Return each line of the records with nothing changed, pictures excepted.

-- The input follows --

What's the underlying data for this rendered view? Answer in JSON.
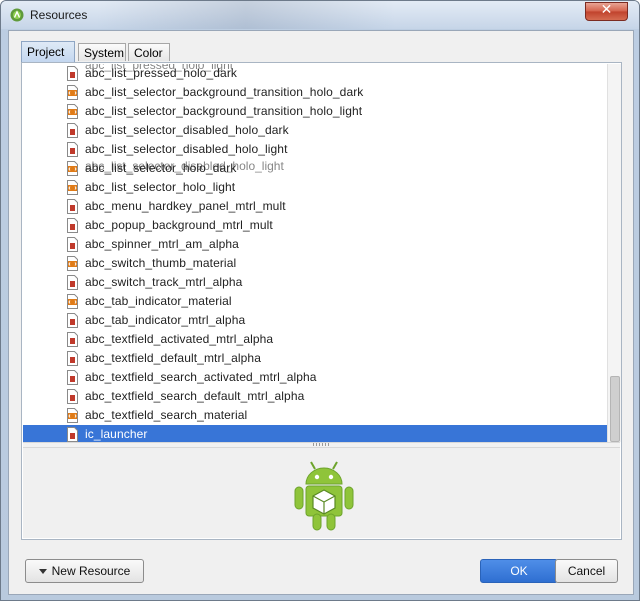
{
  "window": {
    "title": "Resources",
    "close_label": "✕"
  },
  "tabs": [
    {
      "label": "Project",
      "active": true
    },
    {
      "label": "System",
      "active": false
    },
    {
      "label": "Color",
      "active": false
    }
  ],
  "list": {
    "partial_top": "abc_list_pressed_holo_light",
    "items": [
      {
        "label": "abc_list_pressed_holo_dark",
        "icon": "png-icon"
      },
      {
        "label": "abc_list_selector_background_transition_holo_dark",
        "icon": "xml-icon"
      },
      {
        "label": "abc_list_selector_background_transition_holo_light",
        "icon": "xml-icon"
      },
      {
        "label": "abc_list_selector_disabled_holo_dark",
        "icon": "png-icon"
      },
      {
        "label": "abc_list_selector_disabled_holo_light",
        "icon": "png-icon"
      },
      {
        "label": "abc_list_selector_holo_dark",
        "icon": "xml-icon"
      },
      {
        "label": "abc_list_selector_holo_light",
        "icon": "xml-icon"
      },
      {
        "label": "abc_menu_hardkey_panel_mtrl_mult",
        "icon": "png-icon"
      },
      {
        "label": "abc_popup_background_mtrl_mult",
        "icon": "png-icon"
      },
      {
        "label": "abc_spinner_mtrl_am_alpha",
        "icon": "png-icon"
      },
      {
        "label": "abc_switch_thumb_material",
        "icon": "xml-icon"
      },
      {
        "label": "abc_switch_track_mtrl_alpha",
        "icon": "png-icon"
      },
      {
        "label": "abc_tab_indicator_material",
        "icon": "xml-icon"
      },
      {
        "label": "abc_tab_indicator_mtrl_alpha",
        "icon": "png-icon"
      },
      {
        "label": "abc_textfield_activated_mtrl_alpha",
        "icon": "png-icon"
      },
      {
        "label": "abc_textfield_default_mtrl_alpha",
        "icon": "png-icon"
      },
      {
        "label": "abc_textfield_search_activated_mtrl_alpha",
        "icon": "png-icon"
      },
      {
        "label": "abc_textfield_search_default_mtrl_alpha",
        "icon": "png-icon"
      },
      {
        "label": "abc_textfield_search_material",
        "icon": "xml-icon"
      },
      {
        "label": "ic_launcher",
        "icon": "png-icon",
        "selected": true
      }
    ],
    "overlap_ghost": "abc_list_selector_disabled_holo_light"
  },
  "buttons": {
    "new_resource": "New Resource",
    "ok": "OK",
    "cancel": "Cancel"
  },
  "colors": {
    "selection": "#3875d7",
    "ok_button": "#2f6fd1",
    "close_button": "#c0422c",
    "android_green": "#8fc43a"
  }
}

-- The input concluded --

• **Exercise response**:
What's the underlying data for this rendered view? Answer in JSON.
{
  "window": {
    "title": "Resources",
    "close_label": "✕"
  },
  "tabs": [
    {
      "label": "Project",
      "active": true
    },
    {
      "label": "System",
      "active": false
    },
    {
      "label": "Color",
      "active": false
    }
  ],
  "list": {
    "partial_top": "abc_list_pressed_holo_light",
    "items": [
      {
        "label": "abc_list_pressed_holo_dark",
        "icon": "png-icon"
      },
      {
        "label": "abc_list_selector_background_transition_holo_dark",
        "icon": "xml-icon"
      },
      {
        "label": "abc_list_selector_background_transition_holo_light",
        "icon": "xml-icon"
      },
      {
        "label": "abc_list_selector_disabled_holo_dark",
        "icon": "png-icon"
      },
      {
        "label": "abc_list_selector_disabled_holo_light",
        "icon": "png-icon"
      },
      {
        "label": "abc_list_selector_holo_dark",
        "icon": "xml-icon"
      },
      {
        "label": "abc_list_selector_holo_light",
        "icon": "xml-icon"
      },
      {
        "label": "abc_menu_hardkey_panel_mtrl_mult",
        "icon": "png-icon"
      },
      {
        "label": "abc_popup_background_mtrl_mult",
        "icon": "png-icon"
      },
      {
        "label": "abc_spinner_mtrl_am_alpha",
        "icon": "png-icon"
      },
      {
        "label": "abc_switch_thumb_material",
        "icon": "xml-icon"
      },
      {
        "label": "abc_switch_track_mtrl_alpha",
        "icon": "png-icon"
      },
      {
        "label": "abc_tab_indicator_material",
        "icon": "xml-icon"
      },
      {
        "label": "abc_tab_indicator_mtrl_alpha",
        "icon": "png-icon"
      },
      {
        "label": "abc_textfield_activated_mtrl_alpha",
        "icon": "png-icon"
      },
      {
        "label": "abc_textfield_default_mtrl_alpha",
        "icon": "png-icon"
      },
      {
        "label": "abc_textfield_search_activated_mtrl_alpha",
        "icon": "png-icon"
      },
      {
        "label": "abc_textfield_search_default_mtrl_alpha",
        "icon": "png-icon"
      },
      {
        "label": "abc_textfield_search_material",
        "icon": "xml-icon"
      },
      {
        "label": "ic_launcher",
        "icon": "png-icon",
        "selected": true
      }
    ],
    "overlap_ghost": "abc_list_selector_disabled_holo_light"
  },
  "buttons": {
    "new_resource": "New Resource",
    "ok": "OK",
    "cancel": "Cancel"
  },
  "colors": {
    "selection": "#3875d7",
    "ok_button": "#2f6fd1",
    "close_button": "#c0422c",
    "android_green": "#8fc43a"
  }
}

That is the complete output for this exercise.